__Requirement__:
State the number of lines in these records that include the word "balance", and add nothing to it.
[[ Records provided, beginning ]]
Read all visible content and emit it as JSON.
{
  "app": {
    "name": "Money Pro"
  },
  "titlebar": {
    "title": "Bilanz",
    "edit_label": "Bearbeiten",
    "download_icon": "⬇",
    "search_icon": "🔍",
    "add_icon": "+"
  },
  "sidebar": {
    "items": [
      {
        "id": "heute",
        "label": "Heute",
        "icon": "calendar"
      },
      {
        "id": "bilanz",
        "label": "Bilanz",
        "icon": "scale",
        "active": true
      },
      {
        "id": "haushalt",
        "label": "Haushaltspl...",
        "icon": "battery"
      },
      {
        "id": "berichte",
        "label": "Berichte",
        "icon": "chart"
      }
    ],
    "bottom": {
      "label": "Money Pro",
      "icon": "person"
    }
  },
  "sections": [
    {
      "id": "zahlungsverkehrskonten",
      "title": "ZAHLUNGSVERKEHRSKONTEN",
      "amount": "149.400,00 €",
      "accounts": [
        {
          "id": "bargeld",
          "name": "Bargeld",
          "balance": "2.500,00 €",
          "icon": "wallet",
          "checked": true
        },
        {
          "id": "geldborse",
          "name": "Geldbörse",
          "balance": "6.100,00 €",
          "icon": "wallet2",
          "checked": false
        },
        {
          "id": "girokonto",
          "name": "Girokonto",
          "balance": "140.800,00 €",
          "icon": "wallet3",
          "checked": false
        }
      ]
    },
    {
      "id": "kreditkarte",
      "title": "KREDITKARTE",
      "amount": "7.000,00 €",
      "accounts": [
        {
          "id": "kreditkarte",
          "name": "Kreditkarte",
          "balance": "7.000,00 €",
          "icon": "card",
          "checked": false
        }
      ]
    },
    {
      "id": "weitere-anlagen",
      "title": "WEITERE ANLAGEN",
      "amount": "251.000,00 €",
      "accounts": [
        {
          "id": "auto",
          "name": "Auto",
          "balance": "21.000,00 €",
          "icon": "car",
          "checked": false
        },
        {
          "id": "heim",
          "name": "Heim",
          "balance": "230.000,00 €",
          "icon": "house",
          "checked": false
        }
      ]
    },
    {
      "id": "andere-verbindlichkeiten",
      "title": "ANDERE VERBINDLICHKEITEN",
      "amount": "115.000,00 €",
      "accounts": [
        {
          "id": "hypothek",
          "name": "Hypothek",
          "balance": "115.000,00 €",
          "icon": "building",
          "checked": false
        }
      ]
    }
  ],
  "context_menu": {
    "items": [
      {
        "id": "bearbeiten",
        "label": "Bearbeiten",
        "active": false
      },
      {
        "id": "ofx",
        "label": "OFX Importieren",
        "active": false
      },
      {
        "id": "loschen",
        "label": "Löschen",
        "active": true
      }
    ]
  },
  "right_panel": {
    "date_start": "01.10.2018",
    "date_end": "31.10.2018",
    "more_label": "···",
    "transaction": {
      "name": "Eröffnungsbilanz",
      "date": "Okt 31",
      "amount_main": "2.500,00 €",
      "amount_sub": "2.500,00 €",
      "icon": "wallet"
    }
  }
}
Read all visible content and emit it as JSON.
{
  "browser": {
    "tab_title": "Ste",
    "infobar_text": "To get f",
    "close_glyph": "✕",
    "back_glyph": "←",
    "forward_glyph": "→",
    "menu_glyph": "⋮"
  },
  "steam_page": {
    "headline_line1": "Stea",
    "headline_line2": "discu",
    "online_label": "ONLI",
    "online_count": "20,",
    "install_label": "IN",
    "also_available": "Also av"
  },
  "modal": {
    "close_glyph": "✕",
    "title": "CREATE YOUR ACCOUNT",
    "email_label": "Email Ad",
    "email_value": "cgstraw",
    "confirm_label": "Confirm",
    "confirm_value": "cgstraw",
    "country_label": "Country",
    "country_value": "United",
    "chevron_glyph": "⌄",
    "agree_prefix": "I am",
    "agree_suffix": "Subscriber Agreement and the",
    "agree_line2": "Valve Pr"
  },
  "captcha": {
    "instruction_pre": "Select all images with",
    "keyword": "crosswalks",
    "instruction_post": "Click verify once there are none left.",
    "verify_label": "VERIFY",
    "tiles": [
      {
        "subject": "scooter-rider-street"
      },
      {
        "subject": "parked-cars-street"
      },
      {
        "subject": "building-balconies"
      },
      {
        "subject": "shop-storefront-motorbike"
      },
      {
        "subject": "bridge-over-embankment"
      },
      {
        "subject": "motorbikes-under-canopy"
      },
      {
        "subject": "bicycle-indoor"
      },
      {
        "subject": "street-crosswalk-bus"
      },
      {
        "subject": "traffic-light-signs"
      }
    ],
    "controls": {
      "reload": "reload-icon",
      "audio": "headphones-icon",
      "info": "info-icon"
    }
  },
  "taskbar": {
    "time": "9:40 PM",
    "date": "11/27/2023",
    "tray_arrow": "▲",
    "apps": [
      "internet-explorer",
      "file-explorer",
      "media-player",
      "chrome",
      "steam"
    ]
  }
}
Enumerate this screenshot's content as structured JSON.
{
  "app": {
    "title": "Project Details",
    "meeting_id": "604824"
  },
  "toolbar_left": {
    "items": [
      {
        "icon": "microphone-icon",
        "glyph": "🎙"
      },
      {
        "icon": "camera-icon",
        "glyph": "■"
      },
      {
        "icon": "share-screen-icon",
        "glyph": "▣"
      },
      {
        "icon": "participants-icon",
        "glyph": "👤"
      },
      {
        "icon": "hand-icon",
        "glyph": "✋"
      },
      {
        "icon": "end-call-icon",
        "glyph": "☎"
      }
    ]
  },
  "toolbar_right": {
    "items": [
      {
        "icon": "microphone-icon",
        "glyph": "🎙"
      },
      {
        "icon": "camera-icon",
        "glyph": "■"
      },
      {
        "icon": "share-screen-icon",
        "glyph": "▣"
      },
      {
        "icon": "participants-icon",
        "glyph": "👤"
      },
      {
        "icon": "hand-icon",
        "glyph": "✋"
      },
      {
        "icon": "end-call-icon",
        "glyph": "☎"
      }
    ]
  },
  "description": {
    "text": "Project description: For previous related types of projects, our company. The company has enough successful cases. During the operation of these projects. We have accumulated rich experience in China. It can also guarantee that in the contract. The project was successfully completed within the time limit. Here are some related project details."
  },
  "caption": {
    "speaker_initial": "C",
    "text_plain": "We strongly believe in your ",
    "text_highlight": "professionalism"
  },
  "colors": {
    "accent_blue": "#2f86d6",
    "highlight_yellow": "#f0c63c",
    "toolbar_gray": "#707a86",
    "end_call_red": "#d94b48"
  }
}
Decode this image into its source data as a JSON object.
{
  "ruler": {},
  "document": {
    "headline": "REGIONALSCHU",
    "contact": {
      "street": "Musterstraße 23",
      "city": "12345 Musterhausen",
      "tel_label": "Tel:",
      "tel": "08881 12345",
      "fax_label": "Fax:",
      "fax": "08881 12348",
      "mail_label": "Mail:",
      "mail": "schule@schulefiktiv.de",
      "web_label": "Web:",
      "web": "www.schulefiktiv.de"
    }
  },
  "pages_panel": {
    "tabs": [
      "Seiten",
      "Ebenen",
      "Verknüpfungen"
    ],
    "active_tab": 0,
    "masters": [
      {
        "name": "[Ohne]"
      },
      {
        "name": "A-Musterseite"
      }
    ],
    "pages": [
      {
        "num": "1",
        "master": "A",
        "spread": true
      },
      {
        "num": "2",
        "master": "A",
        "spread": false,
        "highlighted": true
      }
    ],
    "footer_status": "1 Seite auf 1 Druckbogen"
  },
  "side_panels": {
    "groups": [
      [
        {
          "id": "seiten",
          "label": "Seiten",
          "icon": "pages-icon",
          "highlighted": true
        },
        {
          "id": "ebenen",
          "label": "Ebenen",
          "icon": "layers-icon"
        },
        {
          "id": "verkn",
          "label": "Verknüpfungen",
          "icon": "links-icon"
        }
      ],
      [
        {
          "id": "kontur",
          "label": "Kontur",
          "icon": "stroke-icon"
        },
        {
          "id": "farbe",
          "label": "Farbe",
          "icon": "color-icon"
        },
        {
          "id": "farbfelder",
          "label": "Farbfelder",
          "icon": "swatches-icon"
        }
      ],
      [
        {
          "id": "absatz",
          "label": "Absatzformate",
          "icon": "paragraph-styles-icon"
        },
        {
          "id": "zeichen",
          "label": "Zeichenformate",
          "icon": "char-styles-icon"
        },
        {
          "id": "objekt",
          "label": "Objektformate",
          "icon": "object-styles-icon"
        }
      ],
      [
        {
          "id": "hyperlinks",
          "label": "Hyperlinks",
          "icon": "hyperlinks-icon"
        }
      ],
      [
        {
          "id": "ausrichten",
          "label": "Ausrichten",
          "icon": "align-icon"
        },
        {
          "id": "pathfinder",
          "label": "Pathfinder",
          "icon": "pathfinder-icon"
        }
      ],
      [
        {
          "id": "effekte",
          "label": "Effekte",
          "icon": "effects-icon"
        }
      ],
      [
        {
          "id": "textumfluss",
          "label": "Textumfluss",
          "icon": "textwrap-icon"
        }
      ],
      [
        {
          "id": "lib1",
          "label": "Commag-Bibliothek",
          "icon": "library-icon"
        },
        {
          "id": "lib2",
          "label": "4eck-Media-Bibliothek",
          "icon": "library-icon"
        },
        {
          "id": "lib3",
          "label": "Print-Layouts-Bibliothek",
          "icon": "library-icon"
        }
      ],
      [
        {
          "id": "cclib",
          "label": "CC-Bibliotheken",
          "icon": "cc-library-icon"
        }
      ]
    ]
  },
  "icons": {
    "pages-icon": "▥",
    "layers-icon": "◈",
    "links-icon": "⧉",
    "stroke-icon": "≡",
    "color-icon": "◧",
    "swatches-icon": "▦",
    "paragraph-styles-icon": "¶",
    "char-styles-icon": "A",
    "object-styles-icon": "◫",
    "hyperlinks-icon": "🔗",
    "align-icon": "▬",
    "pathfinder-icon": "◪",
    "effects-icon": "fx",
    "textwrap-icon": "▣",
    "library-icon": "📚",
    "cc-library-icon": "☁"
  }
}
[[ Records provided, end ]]
__Response for this exercise__:
7